“We risk being unprepared for the risks posed by sea level rise,” says Dr Tom Slater of the University of Leeds.
The global alarm over rising sea levels and the colossal loss of Earth’s ice caps continues with new findings that one scientist calls “breathtaking” in their implications for the future of climate change.
“The melt is outpacing the climate models we use to guide us, and we may be unprepared for the risks posed by rising sea levels,” says Dr Tom Slater of the Polar Observation and Modeling Center at the University of Leeds in the UK.
Slater, his colleague from Leeds, Dr Anna Hogg, and a Danish Meteorological Institute climatologist, Dr Ruth Mottram, have collaborated on research that shows melt rates so far follow the worst-case scenarios predicted by the Intergovernmental Panel on Climate Change (IPCC). Their work was published Monday in the journal Natural climate change, and it’s the latest to warn of sea level projections that could be worse than previously thought.
Since satellite monitoring of the ice caps began in the 1990s, melting Antarctica has caused global sea levels to rise by 7.2mm, with another 10.6mm from Greenland. The latest measurements show that the world’s oceans are now increasing by 4 mm each year; if these rates continue, the ice caps are expected to raise sea levels to a height that threatens an additional 16 million people with annual coastal flooding by 2100.
If the melt continues at the same pace, it will double the frequency of storm surge flooding in many of the world’s largest coastal cities, Hogg says.
The new research is based on a comparison of satellite readings from the Ice Sheet Mass Balance Intercomparison Exercise (IMBIED) with climate model calculations.
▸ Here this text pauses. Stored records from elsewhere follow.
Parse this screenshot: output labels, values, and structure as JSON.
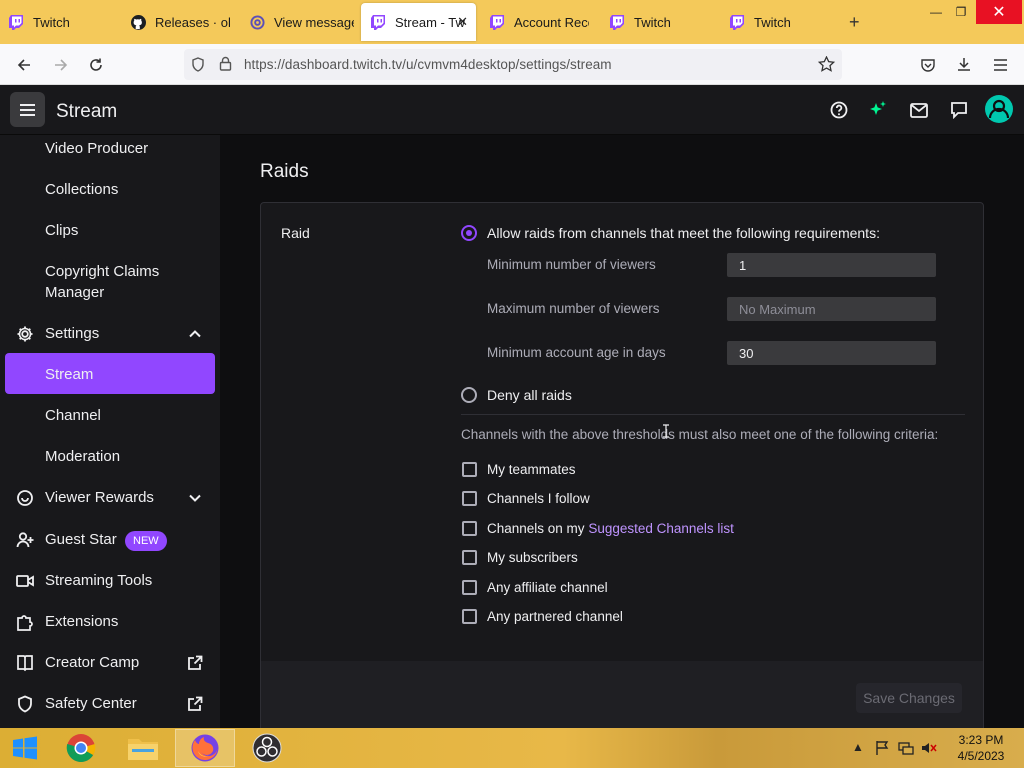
{
  "browser": {
    "tabs": [
      {
        "label": "Twitch",
        "icon": "twitch-icon"
      },
      {
        "label": "Releases · obsp",
        "icon": "github-icon"
      },
      {
        "label": "View message",
        "icon": "at-sign-icon"
      },
      {
        "label": "Stream - Tw",
        "icon": "twitch-icon",
        "active": true
      },
      {
        "label": "Account Reco",
        "icon": "twitch-icon"
      },
      {
        "label": "Twitch",
        "icon": "twitch-icon"
      },
      {
        "label": "Twitch",
        "icon": "twitch-icon"
      }
    ],
    "new_tab": "+",
    "url": "https://dashboard.twitch.tv/u/cvmvm4desktop/settings/stream"
  },
  "header": {
    "title": "Stream"
  },
  "sidebar": {
    "items": [
      {
        "label": "Video Producer"
      },
      {
        "label": "Collections"
      },
      {
        "label": "Clips"
      },
      {
        "label": "Copyright Claims Manager",
        "line1": "Copyright Claims",
        "line2": "Manager"
      },
      {
        "label": "Settings",
        "icon": "gear-icon"
      },
      {
        "label": "Stream",
        "active": true
      },
      {
        "label": "Channel"
      },
      {
        "label": "Moderation"
      },
      {
        "label": "Viewer Rewards",
        "icon": "rewards-icon"
      },
      {
        "label": "Guest Star",
        "icon": "add-person-icon",
        "badge": "NEW"
      },
      {
        "label": "Streaming Tools",
        "icon": "camera-icon"
      },
      {
        "label": "Extensions",
        "icon": "puzzle-icon"
      },
      {
        "label": "Creator Camp",
        "icon": "book-icon"
      },
      {
        "label": "Safety Center",
        "icon": "shield-icon"
      }
    ]
  },
  "raids": {
    "section_title": "Raids",
    "row_label": "Raid",
    "allow_label": "Allow raids from channels that meet the following requirements:",
    "min_viewers_label": "Minimum number of viewers",
    "min_viewers_value": "1",
    "max_viewers_label": "Maximum number of viewers",
    "max_viewers_placeholder": "No Maximum",
    "min_age_label": "Minimum account age in days",
    "min_age_value": "30",
    "deny_label": "Deny all raids",
    "criteria_text": "Channels with the above thresholds must also meet one of the following criteria:",
    "checkboxes": [
      {
        "label": "My teammates",
        "checked": false
      },
      {
        "label": "Channels I follow",
        "checked": false
      },
      {
        "label": "Channels on my ",
        "link": "Suggested Channels list",
        "checked": false
      },
      {
        "label": "My subscribers",
        "checked": false
      },
      {
        "label": "Any affiliate channel",
        "checked": false
      },
      {
        "label": "Any partnered channel",
        "checked": false
      }
    ],
    "save_label": "Save Changes"
  },
  "taskbar": {
    "time": "3:23 PM",
    "date": "4/5/2023"
  },
  "colors": {
    "accent": "#9147ff",
    "link": "#bf94ff",
    "tabstrip": "#f4c95a"
  }
}
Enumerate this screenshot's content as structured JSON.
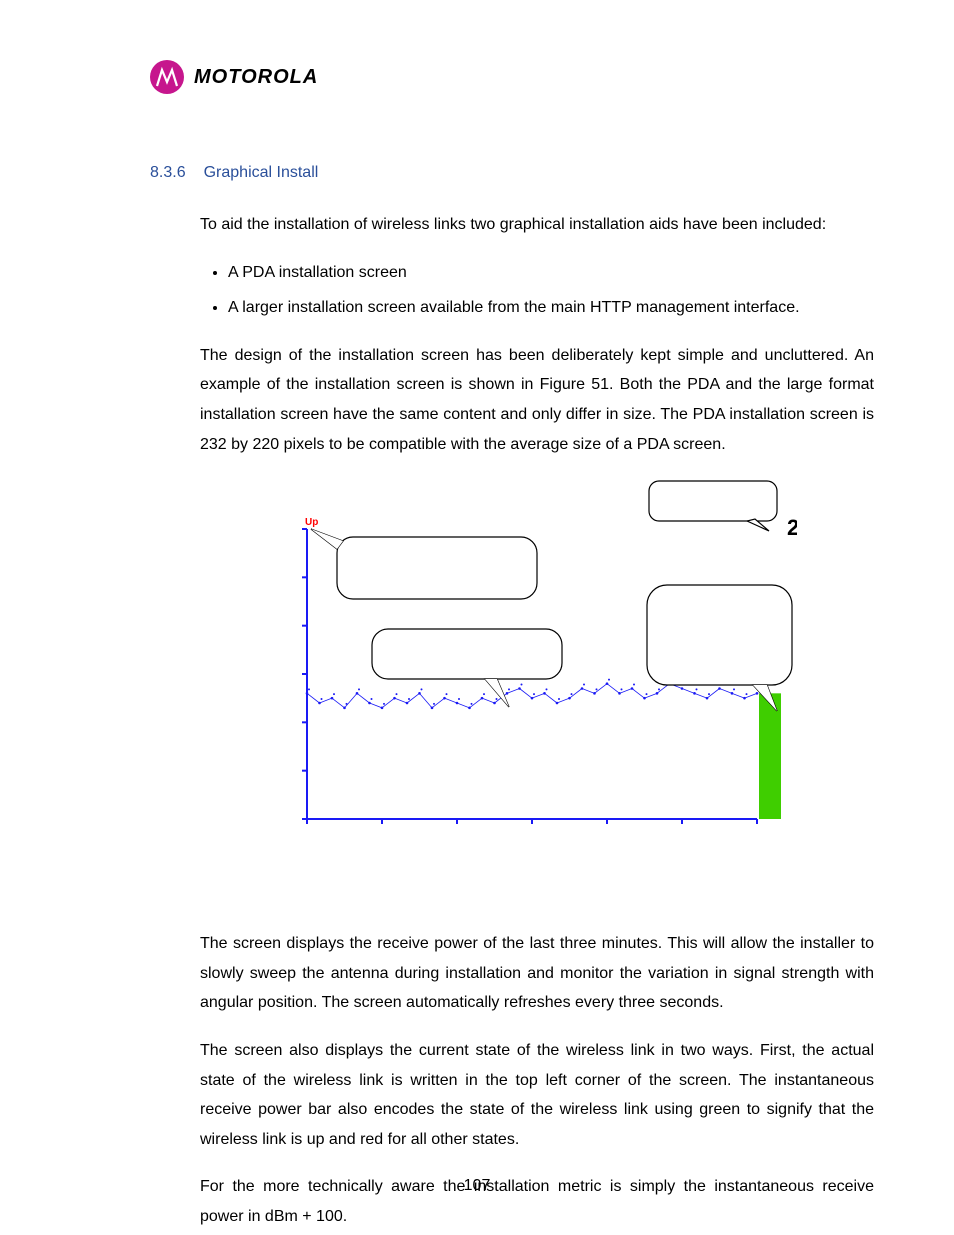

It comes as global ice melt caused by warming temperatures has outpaced thermal expansion, the process by which the volume of seawater increases as it warms, as the main driver of the sea level rise.
“It’s not just Antarctica and Greenland that are causing the waters to rise,” warns Mottram. “In recent years, thousands of small glaciers have started to melt or disappear completely. … This means that melting ice has now become the main contributor to sea level rise.”
Greenland alone lost a record 532 billion tonnes last year, according to another team of scientists who just published his work 10 days ago. This translates to 3 million additional tons of water every day, or six Olympic swimming pools per second. Even a partial melting of Greenland’s ice would flood islands and low-lying coastal areas, and this latest study suggests it’s not slowing.
“Although we predicted that the ice sheets would lose increasing amounts of ice in response to warming oceans and atmosphere, the rate at which they are melting has accelerated faster than we could have imagined” , Slater said.